Instructions for the task | For the entries below, state how many lines include the string "subtitle", and write nothing besides that number.
Records supplied section start
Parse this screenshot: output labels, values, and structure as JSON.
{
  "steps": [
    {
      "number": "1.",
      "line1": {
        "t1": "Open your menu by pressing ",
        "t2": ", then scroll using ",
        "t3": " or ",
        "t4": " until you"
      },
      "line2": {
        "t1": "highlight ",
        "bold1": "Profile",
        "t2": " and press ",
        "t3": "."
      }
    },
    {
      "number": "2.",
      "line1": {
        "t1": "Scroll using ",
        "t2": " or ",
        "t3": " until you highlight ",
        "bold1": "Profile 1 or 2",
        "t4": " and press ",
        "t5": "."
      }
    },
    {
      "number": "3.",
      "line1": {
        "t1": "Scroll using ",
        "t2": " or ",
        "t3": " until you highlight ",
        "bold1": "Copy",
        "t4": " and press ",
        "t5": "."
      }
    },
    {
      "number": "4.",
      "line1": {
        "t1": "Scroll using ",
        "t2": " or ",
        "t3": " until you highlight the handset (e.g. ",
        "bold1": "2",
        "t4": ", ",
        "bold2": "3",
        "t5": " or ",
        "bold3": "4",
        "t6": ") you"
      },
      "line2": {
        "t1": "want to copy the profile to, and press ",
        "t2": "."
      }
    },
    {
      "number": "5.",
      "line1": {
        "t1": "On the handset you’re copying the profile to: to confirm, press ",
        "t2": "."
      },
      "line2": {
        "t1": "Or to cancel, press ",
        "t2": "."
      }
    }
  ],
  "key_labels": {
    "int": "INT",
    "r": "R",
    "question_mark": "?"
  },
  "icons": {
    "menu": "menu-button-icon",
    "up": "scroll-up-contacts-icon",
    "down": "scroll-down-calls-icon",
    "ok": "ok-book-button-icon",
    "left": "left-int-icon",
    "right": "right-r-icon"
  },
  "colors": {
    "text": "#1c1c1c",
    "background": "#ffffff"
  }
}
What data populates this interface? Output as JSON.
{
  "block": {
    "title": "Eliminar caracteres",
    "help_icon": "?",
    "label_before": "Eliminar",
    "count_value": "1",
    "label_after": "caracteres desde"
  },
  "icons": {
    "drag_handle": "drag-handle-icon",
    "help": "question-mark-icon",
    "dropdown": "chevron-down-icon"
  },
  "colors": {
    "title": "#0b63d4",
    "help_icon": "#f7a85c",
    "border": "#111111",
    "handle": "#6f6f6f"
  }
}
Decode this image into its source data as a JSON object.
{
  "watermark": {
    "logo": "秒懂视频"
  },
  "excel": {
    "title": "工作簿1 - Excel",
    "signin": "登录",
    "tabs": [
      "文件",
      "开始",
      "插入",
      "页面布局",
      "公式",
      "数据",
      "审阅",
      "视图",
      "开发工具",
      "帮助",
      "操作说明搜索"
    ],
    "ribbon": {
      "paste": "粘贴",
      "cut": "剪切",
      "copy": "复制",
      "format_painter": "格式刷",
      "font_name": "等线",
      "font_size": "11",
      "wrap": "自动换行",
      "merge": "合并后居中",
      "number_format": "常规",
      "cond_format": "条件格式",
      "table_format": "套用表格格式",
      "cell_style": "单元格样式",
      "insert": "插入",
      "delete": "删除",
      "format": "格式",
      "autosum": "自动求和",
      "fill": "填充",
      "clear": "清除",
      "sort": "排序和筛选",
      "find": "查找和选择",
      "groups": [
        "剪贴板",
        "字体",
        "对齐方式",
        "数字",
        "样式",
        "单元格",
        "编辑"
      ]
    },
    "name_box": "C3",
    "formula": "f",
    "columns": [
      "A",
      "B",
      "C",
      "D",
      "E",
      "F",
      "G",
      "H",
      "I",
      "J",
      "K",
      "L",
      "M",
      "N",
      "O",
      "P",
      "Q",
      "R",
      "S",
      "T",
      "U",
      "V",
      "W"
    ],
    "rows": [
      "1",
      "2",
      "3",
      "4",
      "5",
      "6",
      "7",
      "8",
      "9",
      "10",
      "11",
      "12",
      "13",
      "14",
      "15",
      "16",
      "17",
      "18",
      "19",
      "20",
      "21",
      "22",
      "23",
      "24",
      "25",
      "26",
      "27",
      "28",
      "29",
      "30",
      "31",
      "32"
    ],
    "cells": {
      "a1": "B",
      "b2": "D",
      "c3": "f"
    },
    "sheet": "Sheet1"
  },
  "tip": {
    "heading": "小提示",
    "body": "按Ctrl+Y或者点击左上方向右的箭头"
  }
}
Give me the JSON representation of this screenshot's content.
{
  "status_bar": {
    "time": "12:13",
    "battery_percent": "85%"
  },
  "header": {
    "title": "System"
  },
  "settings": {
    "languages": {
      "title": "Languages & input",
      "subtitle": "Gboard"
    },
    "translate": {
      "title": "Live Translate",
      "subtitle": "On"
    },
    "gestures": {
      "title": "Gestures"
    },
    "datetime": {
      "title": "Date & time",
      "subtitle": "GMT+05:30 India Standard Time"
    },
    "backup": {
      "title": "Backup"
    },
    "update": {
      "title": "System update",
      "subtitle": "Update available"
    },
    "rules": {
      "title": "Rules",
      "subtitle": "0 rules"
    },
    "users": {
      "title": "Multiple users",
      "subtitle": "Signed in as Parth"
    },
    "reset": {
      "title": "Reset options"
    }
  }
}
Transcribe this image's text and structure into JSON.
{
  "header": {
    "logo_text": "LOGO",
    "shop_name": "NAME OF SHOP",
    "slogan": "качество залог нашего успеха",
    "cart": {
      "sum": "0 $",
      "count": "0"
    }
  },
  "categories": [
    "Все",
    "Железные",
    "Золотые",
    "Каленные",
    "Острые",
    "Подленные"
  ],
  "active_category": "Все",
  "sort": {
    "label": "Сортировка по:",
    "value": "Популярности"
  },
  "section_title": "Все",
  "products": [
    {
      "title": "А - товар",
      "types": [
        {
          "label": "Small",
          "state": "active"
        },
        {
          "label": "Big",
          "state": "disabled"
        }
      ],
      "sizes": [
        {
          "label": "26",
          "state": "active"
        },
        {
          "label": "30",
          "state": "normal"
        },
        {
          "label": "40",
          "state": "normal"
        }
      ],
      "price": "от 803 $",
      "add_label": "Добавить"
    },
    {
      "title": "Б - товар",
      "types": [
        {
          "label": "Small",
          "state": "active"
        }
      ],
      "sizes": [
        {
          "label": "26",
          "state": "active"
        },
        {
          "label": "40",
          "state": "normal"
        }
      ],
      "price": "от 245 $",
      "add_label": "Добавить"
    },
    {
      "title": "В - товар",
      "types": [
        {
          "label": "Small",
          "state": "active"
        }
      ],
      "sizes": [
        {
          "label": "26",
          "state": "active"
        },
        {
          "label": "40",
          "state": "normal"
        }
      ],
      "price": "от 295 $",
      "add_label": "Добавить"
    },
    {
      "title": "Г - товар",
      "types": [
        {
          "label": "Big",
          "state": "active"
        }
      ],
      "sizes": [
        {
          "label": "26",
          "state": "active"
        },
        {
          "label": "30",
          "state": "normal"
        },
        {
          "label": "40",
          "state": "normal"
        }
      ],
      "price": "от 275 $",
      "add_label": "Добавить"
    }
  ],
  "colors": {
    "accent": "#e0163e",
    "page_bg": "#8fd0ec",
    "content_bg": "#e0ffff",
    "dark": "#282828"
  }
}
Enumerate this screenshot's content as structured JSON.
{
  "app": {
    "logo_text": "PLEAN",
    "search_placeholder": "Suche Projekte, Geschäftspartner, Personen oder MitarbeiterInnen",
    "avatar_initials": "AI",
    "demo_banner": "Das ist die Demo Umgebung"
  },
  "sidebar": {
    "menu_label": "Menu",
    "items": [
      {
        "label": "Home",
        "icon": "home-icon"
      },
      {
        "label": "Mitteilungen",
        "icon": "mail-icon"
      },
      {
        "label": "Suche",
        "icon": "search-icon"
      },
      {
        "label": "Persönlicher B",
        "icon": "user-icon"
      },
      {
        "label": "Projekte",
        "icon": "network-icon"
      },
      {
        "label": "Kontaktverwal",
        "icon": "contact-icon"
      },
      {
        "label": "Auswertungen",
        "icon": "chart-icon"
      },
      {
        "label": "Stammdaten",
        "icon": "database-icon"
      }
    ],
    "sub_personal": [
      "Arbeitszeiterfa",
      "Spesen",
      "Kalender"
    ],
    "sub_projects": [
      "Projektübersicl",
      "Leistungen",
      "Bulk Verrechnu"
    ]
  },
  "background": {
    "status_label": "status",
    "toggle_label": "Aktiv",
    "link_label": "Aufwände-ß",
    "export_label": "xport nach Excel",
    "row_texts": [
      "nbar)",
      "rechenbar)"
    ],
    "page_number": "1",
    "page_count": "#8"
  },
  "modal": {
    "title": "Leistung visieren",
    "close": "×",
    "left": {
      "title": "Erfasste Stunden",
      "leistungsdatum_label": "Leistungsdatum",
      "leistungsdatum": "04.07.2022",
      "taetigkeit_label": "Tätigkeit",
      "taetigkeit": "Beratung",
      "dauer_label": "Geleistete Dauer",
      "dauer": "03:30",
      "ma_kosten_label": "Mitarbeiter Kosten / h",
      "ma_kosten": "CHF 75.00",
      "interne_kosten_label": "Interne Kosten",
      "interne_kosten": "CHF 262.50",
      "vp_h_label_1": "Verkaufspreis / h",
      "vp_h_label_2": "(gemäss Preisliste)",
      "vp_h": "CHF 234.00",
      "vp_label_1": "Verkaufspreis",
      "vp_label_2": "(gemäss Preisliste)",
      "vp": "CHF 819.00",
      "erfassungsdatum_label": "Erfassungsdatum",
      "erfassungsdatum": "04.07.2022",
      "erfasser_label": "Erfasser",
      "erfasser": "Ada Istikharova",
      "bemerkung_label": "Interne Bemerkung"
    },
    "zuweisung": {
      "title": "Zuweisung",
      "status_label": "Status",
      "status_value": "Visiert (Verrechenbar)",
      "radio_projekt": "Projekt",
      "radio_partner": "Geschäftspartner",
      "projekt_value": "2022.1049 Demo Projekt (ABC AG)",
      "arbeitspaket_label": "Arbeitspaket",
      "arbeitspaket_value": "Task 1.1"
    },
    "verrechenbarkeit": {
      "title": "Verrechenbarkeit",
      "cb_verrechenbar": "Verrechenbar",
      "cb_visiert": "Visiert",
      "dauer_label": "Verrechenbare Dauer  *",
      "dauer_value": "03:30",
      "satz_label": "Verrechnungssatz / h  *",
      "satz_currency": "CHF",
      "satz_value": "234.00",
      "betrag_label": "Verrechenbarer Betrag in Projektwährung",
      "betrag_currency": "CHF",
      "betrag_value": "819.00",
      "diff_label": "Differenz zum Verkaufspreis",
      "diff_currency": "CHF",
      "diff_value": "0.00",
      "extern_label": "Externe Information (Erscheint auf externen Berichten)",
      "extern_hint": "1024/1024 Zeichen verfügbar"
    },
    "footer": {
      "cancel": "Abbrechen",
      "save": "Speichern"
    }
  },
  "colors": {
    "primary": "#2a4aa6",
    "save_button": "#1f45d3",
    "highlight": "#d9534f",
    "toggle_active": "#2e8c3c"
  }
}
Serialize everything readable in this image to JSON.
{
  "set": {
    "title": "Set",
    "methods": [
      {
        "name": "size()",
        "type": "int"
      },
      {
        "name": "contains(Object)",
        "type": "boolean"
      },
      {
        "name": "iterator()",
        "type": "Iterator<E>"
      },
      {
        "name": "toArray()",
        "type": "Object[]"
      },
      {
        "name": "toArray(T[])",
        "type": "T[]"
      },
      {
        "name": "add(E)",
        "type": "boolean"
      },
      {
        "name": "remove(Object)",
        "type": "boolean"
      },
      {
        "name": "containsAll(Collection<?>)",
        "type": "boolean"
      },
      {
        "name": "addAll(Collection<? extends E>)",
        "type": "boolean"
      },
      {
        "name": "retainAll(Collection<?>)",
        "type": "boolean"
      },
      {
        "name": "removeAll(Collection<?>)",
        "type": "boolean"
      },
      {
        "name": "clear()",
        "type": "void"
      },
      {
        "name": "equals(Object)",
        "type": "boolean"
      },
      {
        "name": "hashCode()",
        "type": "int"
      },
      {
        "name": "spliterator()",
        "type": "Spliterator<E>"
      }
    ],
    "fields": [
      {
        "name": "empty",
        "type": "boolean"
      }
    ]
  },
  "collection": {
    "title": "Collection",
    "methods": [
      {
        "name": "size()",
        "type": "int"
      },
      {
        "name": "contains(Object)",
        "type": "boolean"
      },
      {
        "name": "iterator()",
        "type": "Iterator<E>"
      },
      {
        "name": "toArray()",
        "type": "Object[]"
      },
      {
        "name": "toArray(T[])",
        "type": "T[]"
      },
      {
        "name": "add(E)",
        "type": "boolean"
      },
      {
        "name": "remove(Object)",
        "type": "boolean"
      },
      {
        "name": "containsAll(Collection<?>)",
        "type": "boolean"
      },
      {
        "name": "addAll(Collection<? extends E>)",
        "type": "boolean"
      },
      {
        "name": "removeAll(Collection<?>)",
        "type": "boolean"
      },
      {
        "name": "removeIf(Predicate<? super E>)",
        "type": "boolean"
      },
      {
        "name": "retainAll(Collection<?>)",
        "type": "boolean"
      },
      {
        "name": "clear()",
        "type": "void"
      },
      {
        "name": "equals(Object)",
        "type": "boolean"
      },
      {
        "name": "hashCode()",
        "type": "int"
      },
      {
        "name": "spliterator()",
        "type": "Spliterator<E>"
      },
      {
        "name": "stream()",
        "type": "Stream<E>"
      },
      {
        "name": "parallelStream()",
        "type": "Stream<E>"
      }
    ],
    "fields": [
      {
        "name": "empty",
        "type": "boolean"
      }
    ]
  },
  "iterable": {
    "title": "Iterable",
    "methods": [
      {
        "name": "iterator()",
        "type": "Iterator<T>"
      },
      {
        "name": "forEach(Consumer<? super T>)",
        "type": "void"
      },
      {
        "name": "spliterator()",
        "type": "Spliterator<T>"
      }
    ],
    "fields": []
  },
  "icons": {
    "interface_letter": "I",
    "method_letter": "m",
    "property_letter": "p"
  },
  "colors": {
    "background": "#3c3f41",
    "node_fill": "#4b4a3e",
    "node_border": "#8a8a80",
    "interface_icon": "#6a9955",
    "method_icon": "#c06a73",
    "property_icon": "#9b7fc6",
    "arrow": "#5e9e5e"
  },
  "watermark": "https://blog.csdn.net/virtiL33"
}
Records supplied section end
Solution | 6